Tuesday, 7 October 2014

Grisly Gawler - Part II - Fatal Tiger Attack

Grisly Gawler – Part II


On the 17th of June 1898, the Bunyip Newspaper in Gawler, South Australia reported a “sensational incident” that occurred at a circus event held in Gawler South, by travelling Circus “Harmston”.
The newspaper reported that on Saturday the 11th of June, the Harmston Circus had put on a great show, but at its closing act “Gomez” the Tiger trainer, otherwise known by his real name, John Issac, entered the tiger cage to put the Tigers through the finale escapes of the Circus event.
As Gomez finished the act and turned his back on the tiger to leave, it pounced on the South African trainer, and sunk its teeth into his neck just under the back of his head. The tiger carried Gomez over the division of the gate, possibly with the intention of pulling its prey to pieces and feasting on his meat.
The crowd, not knowing if this was part of the act or not, reacted slowly to the Tigers act, but soon blood was spotted by the crowd, and they realised this was not part of the act.
Fear and confusion reigned, and the crows ran for the exits, some jumping over the wall surrounding the seating to make a hastier escape. Whilst this was happening, a group of circus attendants began to beat the tiger with sticks to try and free Gomez, who was still caught within the animals jaws.
The attendants beat the tiger off and Gomez stood and walked out the door, but was soon overcome by his extensive injuries, and collapsed. He was immediately taken to Dr Dawes surgery where the good Doctor did all he could to stop the bleeding and ease the man's pain.
On Monday. Gomez had recovered enough to be taken to the Adelaide Hospital, but by Tuesday his condition worsened, and at 5pm on Tuesday the 14th of June 1898 he passed away.

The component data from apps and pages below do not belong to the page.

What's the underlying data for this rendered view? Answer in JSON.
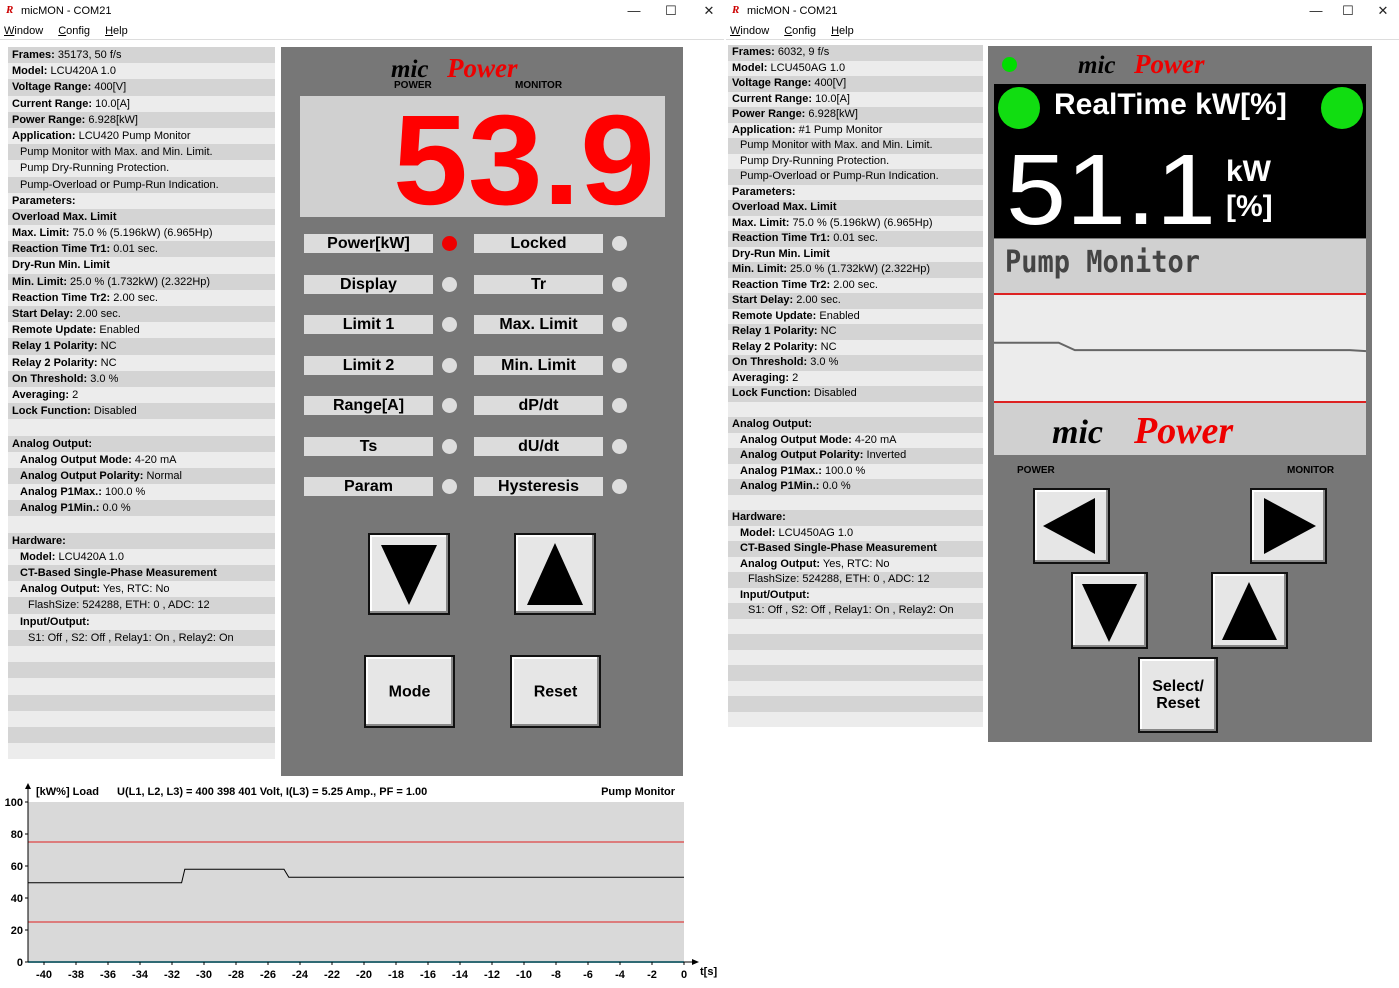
{
  "left": {
    "title": "micMON - COM21",
    "menu": [
      "Window",
      "Config",
      "Help"
    ],
    "info": [
      [
        "Frames:",
        " 35173, 50 f/s",
        0
      ],
      [
        "Model:",
        " LCU420A 1.0",
        0
      ],
      [
        "Voltage Range:",
        " 400[V]",
        0
      ],
      [
        "Current Range:",
        " 10.0[A]",
        0
      ],
      [
        "Power Range:",
        " 6.928[kW]",
        0
      ],
      [
        "Application:",
        " LCU420 Pump Monitor",
        0
      ],
      [
        "",
        "Pump Monitor with Max. and Min. Limit.",
        1
      ],
      [
        "",
        "Pump Dry-Running Protection.",
        1
      ],
      [
        "",
        "Pump-Overload or Pump-Run Indication.",
        1
      ],
      [
        "Parameters:",
        "",
        0
      ],
      [
        "Overload Max. Limit",
        "",
        0
      ],
      [
        "Max. Limit:",
        " 75.0 % (5.196kW) (6.965Hp)",
        0
      ],
      [
        "Reaction Time Tr1:",
        " 0.01 sec.",
        0
      ],
      [
        "Dry-Run Min. Limit",
        "",
        0
      ],
      [
        "Min. Limit:",
        " 25.0 % (1.732kW) (2.322Hp)",
        0
      ],
      [
        "Reaction Time Tr2:",
        " 2.00 sec.",
        0
      ],
      [
        "Start Delay:",
        " 2.00 sec.",
        0
      ],
      [
        "Remote Update:",
        " Enabled",
        0
      ],
      [
        "Relay 1 Polarity:",
        " NC",
        0
      ],
      [
        "Relay 2 Polarity:",
        " NC",
        0
      ],
      [
        "On Threshold:",
        " 3.0 %",
        0
      ],
      [
        "Averaging:",
        " 2",
        0
      ],
      [
        "Lock Function:",
        " Disabled",
        0
      ],
      [
        "",
        "",
        0
      ],
      [
        "Analog Output:",
        "",
        0
      ],
      [
        "Analog Output Mode:",
        " 4-20 mA",
        1
      ],
      [
        "Analog Output Polarity:",
        " Normal",
        1
      ],
      [
        "Analog P1Max.:",
        " 100.0 %",
        1
      ],
      [
        "Analog P1Min.:",
        " 0.0 %",
        1
      ],
      [
        "",
        "",
        0
      ],
      [
        "Hardware:",
        "",
        0
      ],
      [
        "Model:",
        " LCU420A 1.0",
        1
      ],
      [
        "CT-Based Single-Phase Measurement",
        "",
        1
      ],
      [
        "Analog Output:",
        " Yes, RTC: No",
        1
      ],
      [
        "",
        "FlashSize: 524288, ETH: 0 , ADC: 12",
        2
      ],
      [
        "Input/Output:",
        "",
        1
      ],
      [
        "",
        "S1: Off , S2: Off , Relay1: On , Relay2: On",
        2
      ],
      [
        "",
        "",
        0
      ],
      [
        "",
        "",
        0
      ],
      [
        "",
        "",
        0
      ],
      [
        "",
        "",
        0
      ],
      [
        "",
        "",
        0
      ],
      [
        "",
        "",
        0
      ],
      [
        "",
        "",
        0
      ]
    ],
    "brand": "micPower",
    "brand_left": "POWER",
    "brand_right": "MONITOR",
    "display": "53.9",
    "buttons": [
      "Power[kW]",
      "Locked",
      "Display",
      "Tr",
      "Limit 1",
      "Max. Limit",
      "Limit 2",
      "Min. Limit",
      "Range[A]",
      "dP/dt",
      "Ts",
      "dU/dt",
      "Param",
      "Hysteresis"
    ],
    "leds": [
      true,
      false,
      false,
      false,
      false,
      false,
      false,
      false,
      false,
      false,
      false,
      false,
      false,
      false
    ],
    "mode_label": "Mode",
    "reset_label": "Reset"
  },
  "chart_data": {
    "type": "line",
    "title": "U(L1, L2, L3) = 400 398 401 Volt, I(L3) = 5.25 Amp., PF = 1.00",
    "ylabel": "[kW%] Load",
    "right_label": "Pump Monitor",
    "xlabel": "t[s]",
    "ylim": [
      0,
      100
    ],
    "xlim": [
      -41,
      0
    ],
    "yticks": [
      0,
      20,
      40,
      60,
      80,
      100
    ],
    "xticks": [
      -40,
      -38,
      -36,
      -34,
      -32,
      -30,
      -28,
      -26,
      -24,
      -22,
      -20,
      -18,
      -16,
      -14,
      -12,
      -10,
      -8,
      -6,
      -4,
      -2,
      0
    ],
    "series": [
      {
        "x": [
          -41,
          -31.4,
          -31.2,
          -25,
          -24.7,
          0
        ],
        "y": [
          49.5,
          49.5,
          58,
          58,
          53,
          53
        ]
      }
    ],
    "limits": [
      75,
      25
    ],
    "colors": {
      "line": "#000000",
      "limit": "#e02020",
      "bg": "#d9d9d9",
      "zero": "#5fd3e8"
    }
  },
  "right": {
    "title": "micMON - COM21",
    "menu": [
      "Window",
      "Config",
      "Help"
    ],
    "info": [
      [
        "Frames:",
        " 6032, 9 f/s",
        0
      ],
      [
        "Model:",
        " LCU450AG 1.0",
        0
      ],
      [
        "Voltage Range:",
        " 400[V]",
        0
      ],
      [
        "Current Range:",
        " 10.0[A]",
        0
      ],
      [
        "Power Range:",
        " 6.928[kW]",
        0
      ],
      [
        "Application:",
        " #1 Pump Monitor",
        0
      ],
      [
        "",
        "Pump Monitor with Max. and Min. Limit.",
        1
      ],
      [
        "",
        "Pump Dry-Running Protection.",
        1
      ],
      [
        "",
        "Pump-Overload or Pump-Run Indication.",
        1
      ],
      [
        "Parameters:",
        "",
        0
      ],
      [
        "Overload Max. Limit",
        "",
        0
      ],
      [
        "Max. Limit:",
        " 75.0 % (5.196kW) (6.965Hp)",
        0
      ],
      [
        "Reaction Time Tr1:",
        " 0.01 sec.",
        0
      ],
      [
        "Dry-Run Min. Limit",
        "",
        0
      ],
      [
        "Min. Limit:",
        " 25.0 % (1.732kW) (2.322Hp)",
        0
      ],
      [
        "Reaction Time Tr2:",
        " 2.00 sec.",
        0
      ],
      [
        "Start Delay:",
        " 2.00 sec.",
        0
      ],
      [
        "Remote Update:",
        " Enabled",
        0
      ],
      [
        "Relay 1 Polarity:",
        " NC",
        0
      ],
      [
        "Relay 2 Polarity:",
        " NC",
        0
      ],
      [
        "On Threshold:",
        " 3.0 %",
        0
      ],
      [
        "Averaging:",
        " 2",
        0
      ],
      [
        "Lock Function:",
        " Disabled",
        0
      ],
      [
        "",
        "",
        0
      ],
      [
        "Analog Output:",
        "",
        0
      ],
      [
        "Analog Output Mode:",
        " 4-20 mA",
        1
      ],
      [
        "Analog Output Polarity:",
        " Inverted",
        1
      ],
      [
        "Analog P1Max.:",
        " 100.0 %",
        1
      ],
      [
        "Analog P1Min.:",
        " 0.0 %",
        1
      ],
      [
        "",
        "",
        0
      ],
      [
        "Hardware:",
        "",
        0
      ],
      [
        "Model:",
        " LCU450AG 1.0",
        1
      ],
      [
        "CT-Based Single-Phase Measurement",
        "",
        1
      ],
      [
        "Analog Output:",
        " Yes, RTC: No",
        1
      ],
      [
        "",
        "FlashSize: 524288, ETH: 0 , ADC: 12",
        2
      ],
      [
        "Input/Output:",
        "",
        1
      ],
      [
        "",
        "S1: Off , S2: Off , Relay1: On , Relay2: On",
        2
      ],
      [
        "",
        "",
        0
      ],
      [
        "",
        "",
        0
      ],
      [
        "",
        "",
        0
      ],
      [
        "",
        "",
        0
      ],
      [
        "",
        "",
        0
      ],
      [
        "",
        "",
        0
      ],
      [
        "",
        "",
        0
      ]
    ],
    "brand": "micPower",
    "header": "RealTime kW[%]",
    "value": "51.1",
    "unit1": "kW",
    "unit2": "[%]",
    "app": "Pump Monitor",
    "trend": [
      55,
      55,
      55,
      55,
      55,
      48,
      48,
      48,
      48,
      48,
      48,
      48,
      48,
      48,
      48,
      48,
      48,
      48,
      48,
      48,
      48,
      48,
      48,
      47
    ],
    "label_left": "POWER",
    "label_right": "MONITOR",
    "select_reset": [
      "Select/",
      "Reset"
    ]
  }
}
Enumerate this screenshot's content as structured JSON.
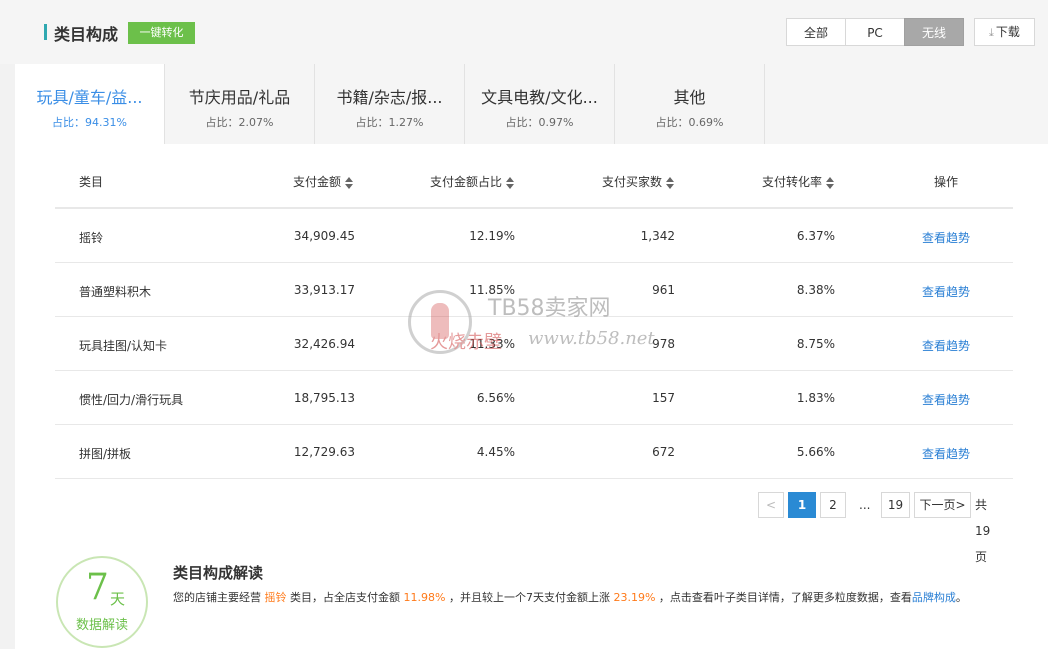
{
  "header": {
    "title": "类目构成",
    "convert_button": "一键转化",
    "segments": [
      "全部",
      "PC",
      "无线"
    ],
    "active_segment": "无线",
    "download_label": "下载"
  },
  "tabs": [
    {
      "name": "玩具/童车/益...",
      "share": "占比：94.31%",
      "active": true
    },
    {
      "name": "节庆用品/礼品",
      "share": "占比：2.07%",
      "active": false
    },
    {
      "name": "书籍/杂志/报...",
      "share": "占比：1.27%",
      "active": false
    },
    {
      "name": "文具电教/文化...",
      "share": "占比：0.97%",
      "active": false
    },
    {
      "name": "其他",
      "share": "占比：0.69%",
      "active": false
    }
  ],
  "table": {
    "headers": [
      "类目",
      "支付金额",
      "支付金额占比",
      "支付买家数",
      "支付转化率",
      "操作"
    ],
    "rows": [
      {
        "category": "摇铃",
        "amount": "34,909.45",
        "amount_share": "12.19%",
        "buyers": "1,342",
        "conversion": "6.37%",
        "action": "查看趋势"
      },
      {
        "category": "普通塑料积木",
        "amount": "33,913.17",
        "amount_share": "11.85%",
        "buyers": "961",
        "conversion": "8.38%",
        "action": "查看趋势"
      },
      {
        "category": "玩具挂图/认知卡",
        "amount": "32,426.94",
        "amount_share": "11.33%",
        "buyers": "978",
        "conversion": "8.75%",
        "action": "查看趋势"
      },
      {
        "category": "惯性/回力/滑行玩具",
        "amount": "18,795.13",
        "amount_share": "6.56%",
        "buyers": "157",
        "conversion": "1.83%",
        "action": "查看趋势"
      },
      {
        "category": "拼图/拼板",
        "amount": "12,729.63",
        "amount_share": "4.45%",
        "buyers": "672",
        "conversion": "5.66%",
        "action": "查看趋势"
      }
    ]
  },
  "pagination": {
    "prev": "<",
    "pages": [
      "1",
      "2"
    ],
    "ellipsis": "...",
    "last_page": "19",
    "next": "下一页",
    "next_arrow": ">",
    "total": "共19页",
    "current": 1
  },
  "insight": {
    "circle_number": "7",
    "circle_unit": "天",
    "circle_label": "数据解读",
    "title": "类目构成解读",
    "text_1": "您的店铺主要经营",
    "category": "摇铃",
    "text_2": "类目，占全店支付金额",
    "share": "11.98%",
    "text_3": "，并且较上一个7天支付金额上涨",
    "growth": "23.19%",
    "text_4": "，点击查看叶子类目详情，了解更多粒度数据，查看",
    "link": "品牌构成",
    "text_5": "。"
  },
  "watermark": {
    "name": "TB58卖家网",
    "url": "www.tb58.net",
    "sub": "火烧赤壁"
  },
  "colors": {
    "accent": "#3a8ee6",
    "green": "#6cc04a",
    "orange": "#ff7a1a",
    "link": "#2a7fd4"
  }
}
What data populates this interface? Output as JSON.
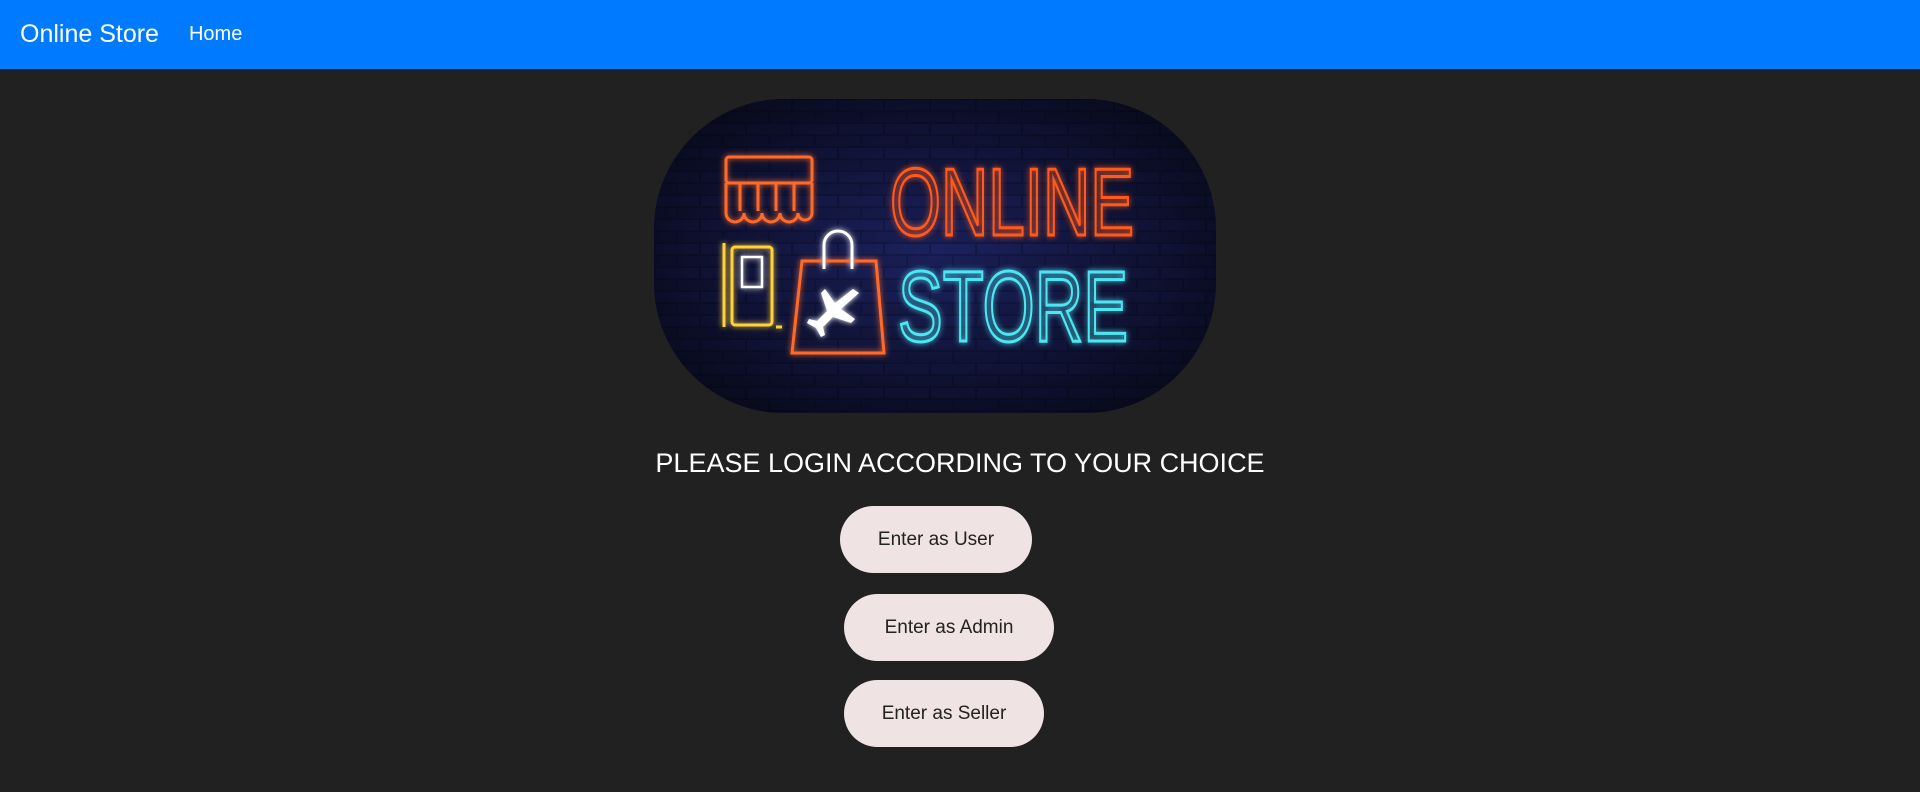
{
  "navbar": {
    "brand": "Online Store",
    "links": [
      {
        "label": "Home"
      }
    ],
    "background": "#007bff"
  },
  "banner": {
    "line1": "ONLINE",
    "line2": "STORE",
    "icons": [
      "store-awning-icon",
      "phone-icon",
      "shopping-bag-icon",
      "airplane-icon"
    ],
    "colors": {
      "online": "#ff5a1f",
      "store": "#4ee6f2",
      "phone": "#ffd23a",
      "bag": "#ff6a2a",
      "bricks": "#141a4a"
    }
  },
  "main": {
    "prompt": "PLEASE LOGIN ACCORDING TO YOUR CHOICE",
    "buttons": {
      "user": "Enter as User",
      "admin": "Enter as Admin",
      "seller": "Enter as Seller"
    }
  },
  "theme": {
    "page_background": "#212121",
    "button_background": "#efe3e3"
  }
}
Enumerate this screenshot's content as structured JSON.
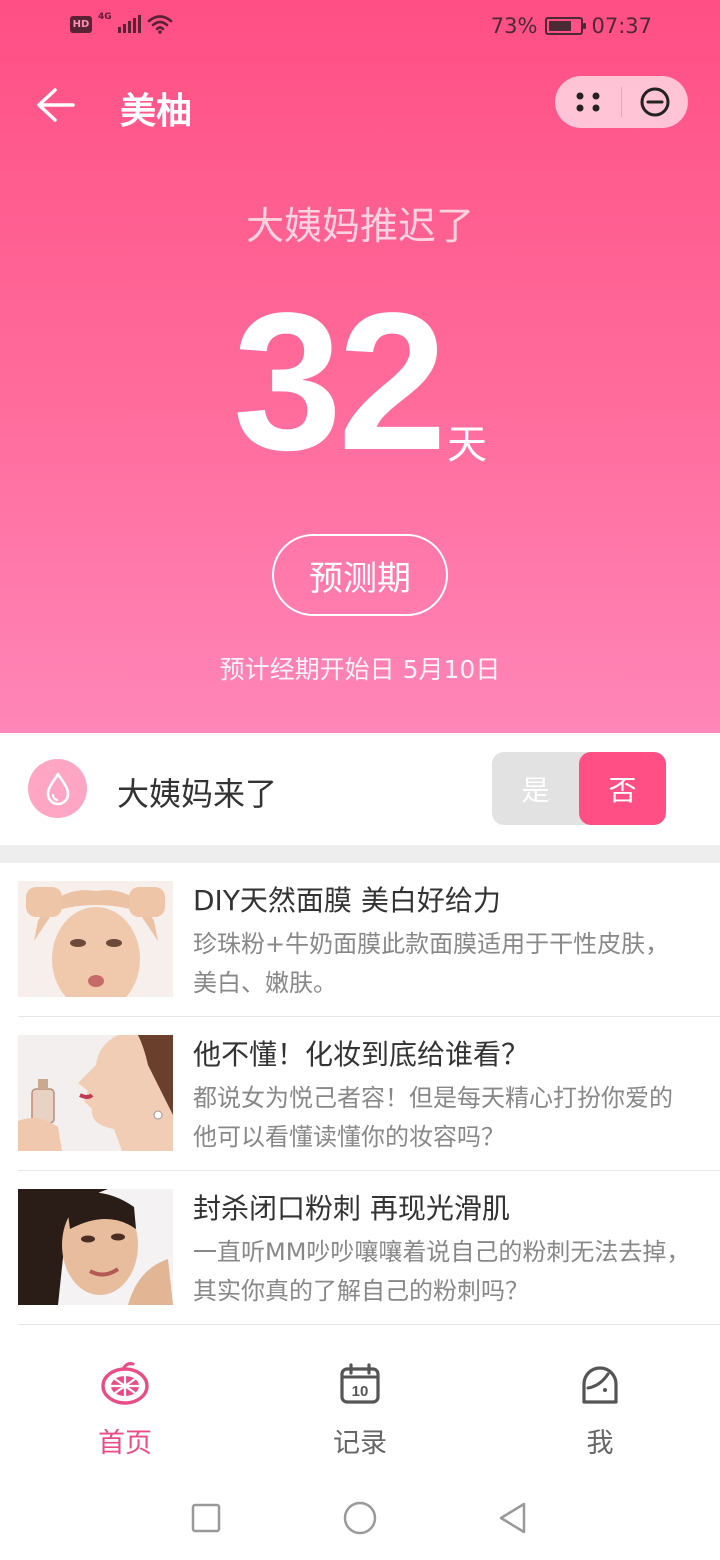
{
  "status_bar": {
    "hd_badge": "HD",
    "network": "4G",
    "battery_percent": "73%",
    "battery_level": 0.73,
    "time": "07:37"
  },
  "nav": {
    "title": "美柚",
    "back_icon": "arrow-left-icon",
    "more_icon": "dots-icon",
    "close_icon": "minus-circle-icon"
  },
  "hero": {
    "status_text": "大姨妈推迟了",
    "days_number": "32",
    "days_unit": "天",
    "phase_button": "预测期",
    "expected_start": "预计经期开始日 5月10日"
  },
  "period_toggle": {
    "label": "大姨妈来了",
    "yes": "是",
    "no": "否",
    "selected": "否",
    "icon": "drop-icon"
  },
  "articles": [
    {
      "title": "DIY天然面膜 美白好给力",
      "desc": "珍珠粉+牛奶面膜此款面膜适用于干性皮肤，美白、嫩肤。"
    },
    {
      "title": "他不懂！化妆到底给谁看？",
      "desc": "都说女为悦己者容！但是每天精心打扮你爱的他可以看懂读懂你的妆容吗？"
    },
    {
      "title": "封杀闭口粉刺 再现光滑肌",
      "desc": "一直听MM吵吵嚷嚷着说自己的粉刺无法去掉，其实你真的了解自己的粉刺吗？"
    }
  ],
  "tabs": [
    {
      "label": "首页",
      "icon": "grapefruit-icon",
      "active": true
    },
    {
      "label": "记录",
      "icon": "calendar-icon",
      "calendar_day": "10",
      "active": false
    },
    {
      "label": "我",
      "icon": "profile-face-icon",
      "active": false
    }
  ],
  "colors": {
    "accent": "#ff4f85",
    "gradient_top": "#ff4f85",
    "gradient_bottom": "#ff86b8",
    "tab_active": "#e94d88"
  }
}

Mr Love, the sole lessee of the show, offered his condolences for Gomez, and talked of him being a man of excellent character and kindness.
However, when questioned upon the safety aspect of how the Tiger act was run, he lay much of the blame on the head of the young, now dead, Tiger Trainer.
He stated that Gomez had not taken the necessary precautions which had been put in place by the circus, and had gone into the cage with only a small whip, which only antagonised the Tiger. Staff outside had metal forks and a pistol if anything occurred, and they had seen to the Tiger being beaten off the trainer.
Love pointed out one thing, that above all other things took the blame away from himself and the Circus, Gomez had not lit the fire which sat above the gate – in his words “an unprecedented act”. He stated “ the animal was cunning enough to see that it had the advantage. The brute was well used to Isaac's attentions, for he had been its regular warder for the past twenty months, and had performed with it as many as nine times a week”

An inquest was opened into the death of John “Gomez” Issacs, and it was noted by Dr Morris of Adelaide Hospital, that he entered the hospital on the Monday in a very fearful state, and also in a severe state of shock, his injuries included a two inch puncture wound on the left side with two smaller punctures also on that side, and two puncture wounds on the right side of his neck. He had lost all movement in his left arm. The wounds had already become inflamed, which the Doctor stated, was akin to being poisoned and his breathing was considerably affected by the strain.
A post-mortem examination was done and it was found one of the wounds had penetrated his spine, breaking the vertebrates, and the base of his spine was inflamed as well as the membranes of his spinal cord.

The Tiger:
“Duke” was the Tiger's name, an 8 year old native of Japan, who was sired by “Bromo” and “Kitty”, two tigers that had found a home with the Mikado.
Duke was a twin, his brother remained with the Mikado in Japan and became an attraction at the Royal Gardens at Uno Park Tokyo.
Duke was five years old when he was trained to appear in public, and in his three years as a circus Tiger, he had had five trainers. His first a Mexican, second a Chinaman and his third an Australia. The second and third men were both mauled by two jungle tigers, and were subsequently replaced.
The fourth trainer, a Singapore native, was recently training Duke, when the Tiger attacked and broke his jaw, through a “sever crushing”. Gomez, the fifth trainer, had only just stepped into the job, and believe it or not, the previous trainer from Singapore, was one of the first to rush into the cage to try and save Gomez from Duke!

Duke was not euthanised, he continued on with the Circus...and another trainer...